YOUR TASK: Each line below should be repeated exactly as written, with no pictures carried over.

DATA FOR REVIEW:
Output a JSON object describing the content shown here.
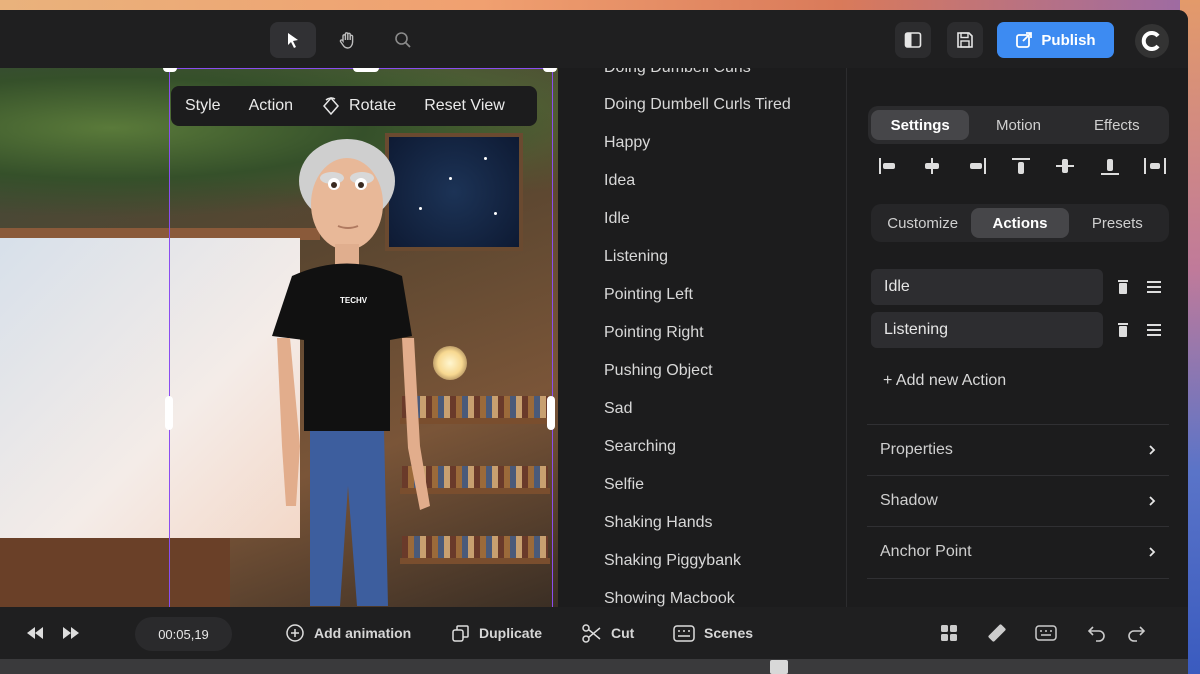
{
  "toolbar": {
    "tools": [
      "select-tool",
      "hand-tool",
      "zoom-tool"
    ],
    "publish_label": "Publish"
  },
  "canvas": {
    "context_menu": {
      "style": "Style",
      "action": "Action",
      "rotate": "Rotate",
      "reset_view": "Reset View"
    },
    "shirt_text": "TECHV"
  },
  "animations": [
    "Doing Dumbell Curls",
    "Doing Dumbell Curls Tired",
    "Happy",
    "Idea",
    "Idle",
    "Listening",
    "Pointing Left",
    "Pointing Right",
    "Pushing Object",
    "Sad",
    "Searching",
    "Selfie",
    "Shaking Hands",
    "Shaking Piggybank",
    "Showing Macbook"
  ],
  "panel": {
    "tabs": [
      "Settings",
      "Motion",
      "Effects"
    ],
    "active_tab": "Settings",
    "subtabs": [
      "Customize",
      "Actions",
      "Presets"
    ],
    "active_subtab": "Actions",
    "actions": [
      "Idle",
      "Listening"
    ],
    "add_action": "+ Add new Action",
    "sections": [
      "Properties",
      "Shadow",
      "Anchor Point"
    ]
  },
  "bottom": {
    "time": "00:05,19",
    "add_animation": "Add animation",
    "duplicate": "Duplicate",
    "cut": "Cut",
    "scenes": "Scenes"
  }
}
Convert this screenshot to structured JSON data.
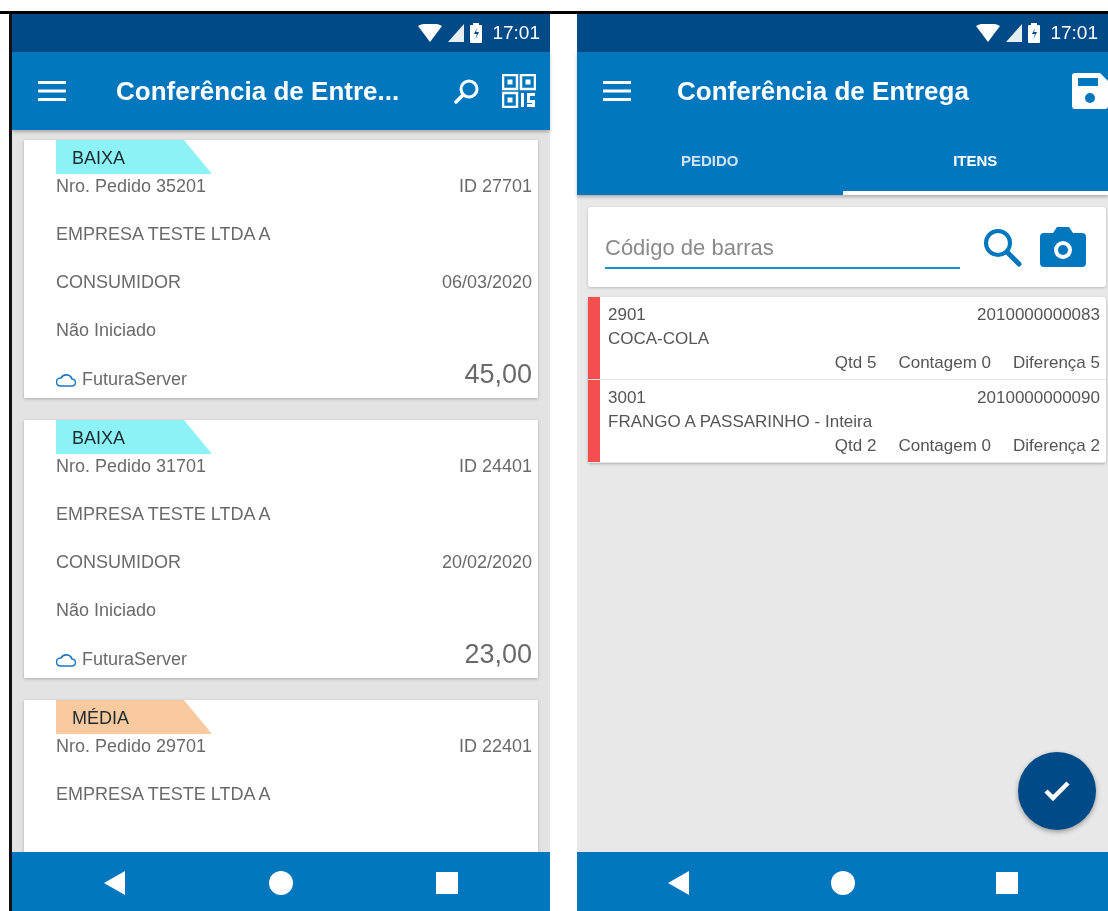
{
  "left_screen": {
    "status_time": "17:01",
    "title": "Conferência de Entre...",
    "cards": [
      {
        "tag": {
          "label": "BAIXA",
          "color": "#8cf2f5"
        },
        "order": "Nro. Pedido 35201",
        "id": "ID 27701",
        "company": "EMPRESA TESTE LTDA A",
        "customer": "CONSUMIDOR",
        "date": "06/03/2020",
        "status": "Não Iniciado",
        "server": "FuturaServer",
        "total": "45,00"
      },
      {
        "tag": {
          "label": "BAIXA",
          "color": "#8cf2f5"
        },
        "order": "Nro. Pedido 31701",
        "id": "ID 24401",
        "company": "EMPRESA TESTE LTDA A",
        "customer": "CONSUMIDOR",
        "date": "20/02/2020",
        "status": "Não Iniciado",
        "server": "FuturaServer",
        "total": "23,00"
      },
      {
        "tag": {
          "label": "MÉDIA",
          "color": "#f9c9a0"
        },
        "order": "Nro. Pedido 29701",
        "id": "ID 22401",
        "company": "EMPRESA TESTE LTDA A"
      }
    ]
  },
  "right_screen": {
    "status_time": "17:01",
    "title": "Conferência de Entrega",
    "tabs": [
      {
        "label": "PEDIDO",
        "selected": false
      },
      {
        "label": "ITENS",
        "selected": true
      }
    ],
    "search": {
      "placeholder": "Código de barras"
    },
    "items": [
      {
        "code": "2901",
        "barcode": "2010000000083",
        "name": "COCA-COLA",
        "qty": "Qtd 5",
        "count": "Contagem 0",
        "difference": "Diferença 5",
        "color": "#f44f4f"
      },
      {
        "code": "3001",
        "barcode": "2010000000090",
        "name": "FRANGO A PASSARINHO - Inteira",
        "qty": "Qtd 2",
        "count": "Contagem 0",
        "difference": "Diferença 2",
        "color": "#f44f4f"
      }
    ]
  }
}
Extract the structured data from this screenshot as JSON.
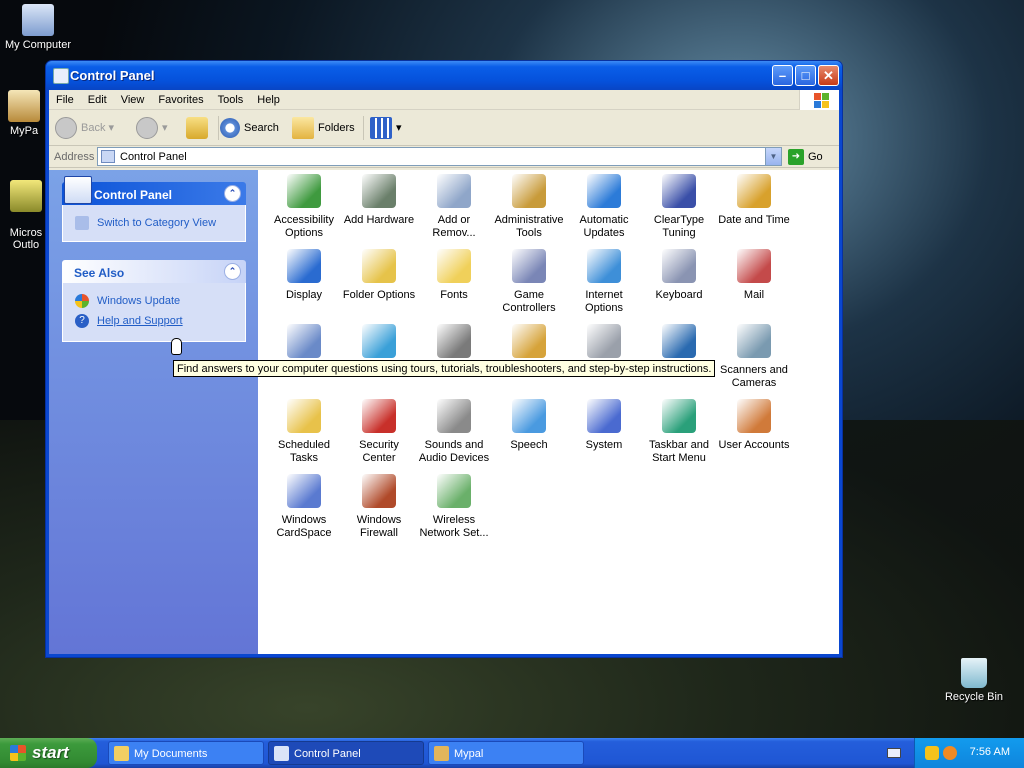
{
  "desktop": {
    "icons": [
      {
        "label": "My Computer",
        "icon": "my-computer-icon"
      },
      {
        "label": "MyPa",
        "icon": "mypal-icon"
      },
      {
        "label": "Micros\nOutlo",
        "icon": "outlook-icon"
      },
      {
        "label": "Recycle Bin",
        "icon": "recycle-bin-icon"
      }
    ]
  },
  "window": {
    "title": "Control Panel",
    "menu": [
      "File",
      "Edit",
      "View",
      "Favorites",
      "Tools",
      "Help"
    ],
    "toolbar": {
      "back": "Back",
      "search": "Search",
      "folders": "Folders"
    },
    "address": {
      "label": "Address",
      "value": "Control Panel",
      "go": "Go"
    }
  },
  "taskpane": {
    "control_panel": {
      "title": "Control Panel",
      "switch": "Switch to Category View"
    },
    "see_also": {
      "title": "See Also",
      "windows_update": "Windows Update",
      "help": "Help and Support"
    }
  },
  "items": [
    {
      "label": "Accessibility Options",
      "icon": "accessibility-icon"
    },
    {
      "label": "Add Hardware",
      "icon": "add-hardware-icon"
    },
    {
      "label": "Add or Remov...",
      "icon": "add-remove-programs-icon"
    },
    {
      "label": "Administrative Tools",
      "icon": "administrative-tools-icon"
    },
    {
      "label": "Automatic Updates",
      "icon": "automatic-updates-icon"
    },
    {
      "label": "ClearType Tuning",
      "icon": "cleartype-icon"
    },
    {
      "label": "Date and Time",
      "icon": "date-time-icon"
    },
    {
      "label": "Display",
      "icon": "display-icon"
    },
    {
      "label": "Folder Options",
      "icon": "folder-options-icon"
    },
    {
      "label": "Fonts",
      "icon": "fonts-icon"
    },
    {
      "label": "Game Controllers",
      "icon": "game-controllers-icon"
    },
    {
      "label": "Internet Options",
      "icon": "internet-options-icon"
    },
    {
      "label": "Keyboard",
      "icon": "keyboard-icon"
    },
    {
      "label": "Mail",
      "icon": "mail-icon"
    },
    {
      "label": "",
      "icon": "mouse-icon"
    },
    {
      "label": "Connections",
      "icon": "network-connections-icon"
    },
    {
      "label": "Modem ...",
      "icon": "phone-modem-icon"
    },
    {
      "label": "",
      "icon": "power-options-icon"
    },
    {
      "label": "Faxes",
      "icon": "printers-faxes-icon"
    },
    {
      "label": "Language ...",
      "icon": "regional-language-icon"
    },
    {
      "label": "Scanners and Cameras",
      "icon": "scanners-cameras-icon"
    },
    {
      "label": "Scheduled Tasks",
      "icon": "scheduled-tasks-icon"
    },
    {
      "label": "Security Center",
      "icon": "security-center-icon"
    },
    {
      "label": "Sounds and Audio Devices",
      "icon": "sounds-icon"
    },
    {
      "label": "Speech",
      "icon": "speech-icon"
    },
    {
      "label": "System",
      "icon": "system-icon"
    },
    {
      "label": "Taskbar and Start Menu",
      "icon": "taskbar-start-menu-icon"
    },
    {
      "label": "User Accounts",
      "icon": "user-accounts-icon"
    },
    {
      "label": "Windows CardSpace",
      "icon": "cardspace-icon"
    },
    {
      "label": "Windows Firewall",
      "icon": "firewall-icon"
    },
    {
      "label": "Wireless Network Set...",
      "icon": "wireless-network-icon"
    }
  ],
  "tooltip": "Find answers to your computer questions using tours, tutorials, troubleshooters, and step-by-step instructions.",
  "taskbar": {
    "start": "start",
    "tasks": [
      "My Documents",
      "Control Panel",
      "Mypal"
    ],
    "clock": "7:56 AM"
  }
}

EXERCISE RESULT:
Output a JSON object describing the content shown here.
{
  "toolbar": {
    "tools": [
      "select-tool",
      "hand-tool",
      "zoom-tool"
    ],
    "publish_label": "Publish"
  },
  "canvas": {
    "context_menu": {
      "style": "Style",
      "action": "Action",
      "rotate": "Rotate",
      "reset_view": "Reset View"
    },
    "shirt_text": "TECHV"
  },
  "animations": [
    "Doing Dumbell Curls",
    "Doing Dumbell Curls Tired",
    "Happy",
    "Idea",
    "Idle",
    "Listening",
    "Pointing Left",
    "Pointing Right",
    "Pushing Object",
    "Sad",
    "Searching",
    "Selfie",
    "Shaking Hands",
    "Shaking Piggybank",
    "Showing Macbook"
  ],
  "panel": {
    "tabs": [
      "Settings",
      "Motion",
      "Effects"
    ],
    "active_tab": "Settings",
    "subtabs": [
      "Customize",
      "Actions",
      "Presets"
    ],
    "active_subtab": "Actions",
    "actions": [
      "Idle",
      "Listening"
    ],
    "add_action": "+ Add new Action",
    "sections": [
      "Properties",
      "Shadow",
      "Anchor Point"
    ]
  },
  "bottom": {
    "time": "00:05,19",
    "add_animation": "Add animation",
    "duplicate": "Duplicate",
    "cut": "Cut",
    "scenes": "Scenes"
  }
}
Convert this screenshot to structured JSON data.
{
  "left_screen": {
    "status_time": "17:01",
    "title": "Conferência de Entre...",
    "cards": [
      {
        "tag": {
          "label": "BAIXA",
          "color": "#8cf2f5"
        },
        "order": "Nro. Pedido 35201",
        "id": "ID 27701",
        "company": "EMPRESA TESTE LTDA A",
        "customer": "CONSUMIDOR",
        "date": "06/03/2020",
        "status": "Não Iniciado",
        "server": "FuturaServer",
        "total": "45,00"
      },
      {
        "tag": {
          "label": "BAIXA",
          "color": "#8cf2f5"
        },
        "order": "Nro. Pedido 31701",
        "id": "ID 24401",
        "company": "EMPRESA TESTE LTDA A",
        "customer": "CONSUMIDOR",
        "date": "20/02/2020",
        "status": "Não Iniciado",
        "server": "FuturaServer",
        "total": "23,00"
      },
      {
        "tag": {
          "label": "MÉDIA",
          "color": "#f9c9a0"
        },
        "order": "Nro. Pedido 29701",
        "id": "ID 22401",
        "company": "EMPRESA TESTE LTDA A"
      }
    ]
  },
  "right_screen": {
    "status_time": "17:01",
    "title": "Conferência de Entrega",
    "tabs": [
      {
        "label": "PEDIDO",
        "selected": false
      },
      {
        "label": "ITENS",
        "selected": true
      }
    ],
    "search": {
      "placeholder": "Código de barras"
    },
    "items": [
      {
        "code": "2901",
        "barcode": "2010000000083",
        "name": "COCA-COLA",
        "qty": "Qtd 5",
        "count": "Contagem 0",
        "difference": "Diferença 5",
        "color": "#f44f4f"
      },
      {
        "code": "3001",
        "barcode": "2010000000090",
        "name": "FRANGO A PASSARINHO - Inteira",
        "qty": "Qtd 2",
        "count": "Contagem 0",
        "difference": "Diferença 2",
        "color": "#f44f4f"
      }
    ]
  }
}
Extract the structured data from this screenshot as JSON.
{
  "desktop": {
    "icons": [
      {
        "label": "My Computer",
        "icon": "my-computer-icon"
      },
      {
        "label": "MyPa",
        "icon": "mypal-icon"
      },
      {
        "label": "Micros\nOutlo",
        "icon": "outlook-icon"
      },
      {
        "label": "Recycle Bin",
        "icon": "recycle-bin-icon"
      }
    ]
  },
  "window": {
    "title": "Control Panel",
    "menu": [
      "File",
      "Edit",
      "View",
      "Favorites",
      "Tools",
      "Help"
    ],
    "toolbar": {
      "back": "Back",
      "search": "Search",
      "folders": "Folders"
    },
    "address": {
      "label": "Address",
      "value": "Control Panel",
      "go": "Go"
    }
  },
  "taskpane": {
    "control_panel": {
      "title": "Control Panel",
      "switch": "Switch to Category View"
    },
    "see_also": {
      "title": "See Also",
      "windows_update": "Windows Update",
      "help": "Help and Support"
    }
  },
  "items": [
    {
      "label": "Accessibility Options",
      "icon": "accessibility-icon"
    },
    {
      "label": "Add Hardware",
      "icon": "add-hardware-icon"
    },
    {
      "label": "Add or Remov...",
      "icon": "add-remove-programs-icon"
    },
    {
      "label": "Administrative Tools",
      "icon": "administrative-tools-icon"
    },
    {
      "label": "Automatic Updates",
      "icon": "automatic-updates-icon"
    },
    {
      "label": "ClearType Tuning",
      "icon": "cleartype-icon"
    },
    {
      "label": "Date and Time",
      "icon": "date-time-icon"
    },
    {
      "label": "Display",
      "icon": "display-icon"
    },
    {
      "label": "Folder Options",
      "icon": "folder-options-icon"
    },
    {
      "label": "Fonts",
      "icon": "fonts-icon"
    },
    {
      "label": "Game Controllers",
      "icon": "game-controllers-icon"
    },
    {
      "label": "Internet Options",
      "icon": "internet-options-icon"
    },
    {
      "label": "Keyboard",
      "icon": "keyboard-icon"
    },
    {
      "label": "Mail",
      "icon": "mail-icon"
    },
    {
      "label": "",
      "icon": "mouse-icon"
    },
    {
      "label": "Connections",
      "icon": "network-connections-icon"
    },
    {
      "label": "Modem ...",
      "icon": "phone-modem-icon"
    },
    {
      "label": "",
      "icon": "power-options-icon"
    },
    {
      "label": "Faxes",
      "icon": "printers-faxes-icon"
    },
    {
      "label": "Language ...",
      "icon": "regional-language-icon"
    },
    {
      "label": "Scanners and Cameras",
      "icon": "scanners-cameras-icon"
    },
    {
      "label": "Scheduled Tasks",
      "icon": "scheduled-tasks-icon"
    },
    {
      "label": "Security Center",
      "icon": "security-center-icon"
    },
    {
      "label": "Sounds and Audio Devices",
      "icon": "sounds-icon"
    },
    {
      "label": "Speech",
      "icon": "speech-icon"
    },
    {
      "label": "System",
      "icon": "system-icon"
    },
    {
      "label": "Taskbar and Start Menu",
      "icon": "taskbar-start-menu-icon"
    },
    {
      "label": "User Accounts",
      "icon": "user-accounts-icon"
    },
    {
      "label": "Windows CardSpace",
      "icon": "cardspace-icon"
    },
    {
      "label": "Windows Firewall",
      "icon": "firewall-icon"
    },
    {
      "label": "Wireless Network Set...",
      "icon": "wireless-network-icon"
    }
  ],
  "tooltip": "Find answers to your computer questions using tours, tutorials, troubleshooters, and step-by-step instructions.",
  "taskbar": {
    "start": "start",
    "tasks": [
      "My Documents",
      "Control Panel",
      "Mypal"
    ],
    "clock": "7:56 AM"
  }
}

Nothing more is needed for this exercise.